DATA TO PROCESS:
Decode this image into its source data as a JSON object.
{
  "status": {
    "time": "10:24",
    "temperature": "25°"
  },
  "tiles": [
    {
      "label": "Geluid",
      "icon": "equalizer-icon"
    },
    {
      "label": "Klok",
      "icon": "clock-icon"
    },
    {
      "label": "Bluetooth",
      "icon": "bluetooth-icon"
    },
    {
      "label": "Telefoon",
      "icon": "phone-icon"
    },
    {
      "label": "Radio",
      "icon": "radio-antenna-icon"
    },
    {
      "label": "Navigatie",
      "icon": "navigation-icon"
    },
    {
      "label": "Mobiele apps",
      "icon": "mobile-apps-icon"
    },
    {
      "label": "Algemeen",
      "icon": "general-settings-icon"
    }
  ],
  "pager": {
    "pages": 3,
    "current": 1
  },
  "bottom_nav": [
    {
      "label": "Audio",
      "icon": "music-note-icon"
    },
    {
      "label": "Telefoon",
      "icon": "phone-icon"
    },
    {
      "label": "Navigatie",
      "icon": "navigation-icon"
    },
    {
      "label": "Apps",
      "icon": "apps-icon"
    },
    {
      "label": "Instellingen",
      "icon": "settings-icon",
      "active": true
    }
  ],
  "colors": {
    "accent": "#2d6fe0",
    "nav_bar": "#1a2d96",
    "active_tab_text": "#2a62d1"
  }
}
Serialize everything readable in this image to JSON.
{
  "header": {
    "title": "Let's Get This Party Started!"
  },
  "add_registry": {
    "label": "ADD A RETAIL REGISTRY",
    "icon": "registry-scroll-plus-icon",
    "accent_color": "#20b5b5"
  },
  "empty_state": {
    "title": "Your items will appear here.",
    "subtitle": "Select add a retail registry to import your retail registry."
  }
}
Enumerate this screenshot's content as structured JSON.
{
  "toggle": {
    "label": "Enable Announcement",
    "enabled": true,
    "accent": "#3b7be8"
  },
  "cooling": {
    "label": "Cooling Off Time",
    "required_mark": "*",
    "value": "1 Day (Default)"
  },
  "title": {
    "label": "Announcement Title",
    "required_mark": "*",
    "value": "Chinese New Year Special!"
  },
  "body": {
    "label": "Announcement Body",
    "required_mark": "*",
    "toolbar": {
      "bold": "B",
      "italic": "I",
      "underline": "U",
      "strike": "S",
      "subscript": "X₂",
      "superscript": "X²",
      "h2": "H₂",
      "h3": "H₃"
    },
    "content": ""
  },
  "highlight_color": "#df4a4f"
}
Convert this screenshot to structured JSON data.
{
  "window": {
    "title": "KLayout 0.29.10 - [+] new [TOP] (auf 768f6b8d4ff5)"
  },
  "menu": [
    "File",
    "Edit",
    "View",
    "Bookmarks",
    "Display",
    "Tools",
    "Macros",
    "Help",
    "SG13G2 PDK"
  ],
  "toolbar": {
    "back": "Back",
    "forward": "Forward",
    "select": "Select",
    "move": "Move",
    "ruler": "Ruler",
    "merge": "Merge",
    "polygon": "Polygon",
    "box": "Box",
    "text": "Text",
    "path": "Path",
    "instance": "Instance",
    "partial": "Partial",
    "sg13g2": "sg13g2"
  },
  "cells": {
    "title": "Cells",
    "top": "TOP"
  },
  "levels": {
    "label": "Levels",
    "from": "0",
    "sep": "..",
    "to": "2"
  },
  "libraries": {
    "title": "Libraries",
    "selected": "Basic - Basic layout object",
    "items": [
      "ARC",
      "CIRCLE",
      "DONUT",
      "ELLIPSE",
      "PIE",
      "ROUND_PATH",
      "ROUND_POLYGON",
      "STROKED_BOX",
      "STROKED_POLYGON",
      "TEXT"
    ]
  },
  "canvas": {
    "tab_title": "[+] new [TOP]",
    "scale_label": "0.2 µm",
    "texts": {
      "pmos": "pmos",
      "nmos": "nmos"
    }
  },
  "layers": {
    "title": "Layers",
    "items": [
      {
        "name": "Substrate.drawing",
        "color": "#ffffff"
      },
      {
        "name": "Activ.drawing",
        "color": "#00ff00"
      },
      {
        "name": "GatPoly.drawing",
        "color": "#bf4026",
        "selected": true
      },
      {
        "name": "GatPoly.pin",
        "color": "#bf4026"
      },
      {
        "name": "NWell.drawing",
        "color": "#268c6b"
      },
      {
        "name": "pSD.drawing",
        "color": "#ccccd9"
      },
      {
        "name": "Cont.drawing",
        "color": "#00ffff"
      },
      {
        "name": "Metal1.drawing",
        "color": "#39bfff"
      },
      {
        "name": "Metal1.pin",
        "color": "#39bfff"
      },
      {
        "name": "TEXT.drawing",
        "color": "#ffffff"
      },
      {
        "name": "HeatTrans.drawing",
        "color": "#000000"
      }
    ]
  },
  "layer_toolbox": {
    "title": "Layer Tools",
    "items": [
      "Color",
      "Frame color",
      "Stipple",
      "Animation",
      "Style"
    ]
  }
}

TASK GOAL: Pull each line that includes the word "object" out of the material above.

RESULT FOR THIS TASK:
Decode this image into its source data as a JSON object.
    "selected": "Basic - Basic layout object",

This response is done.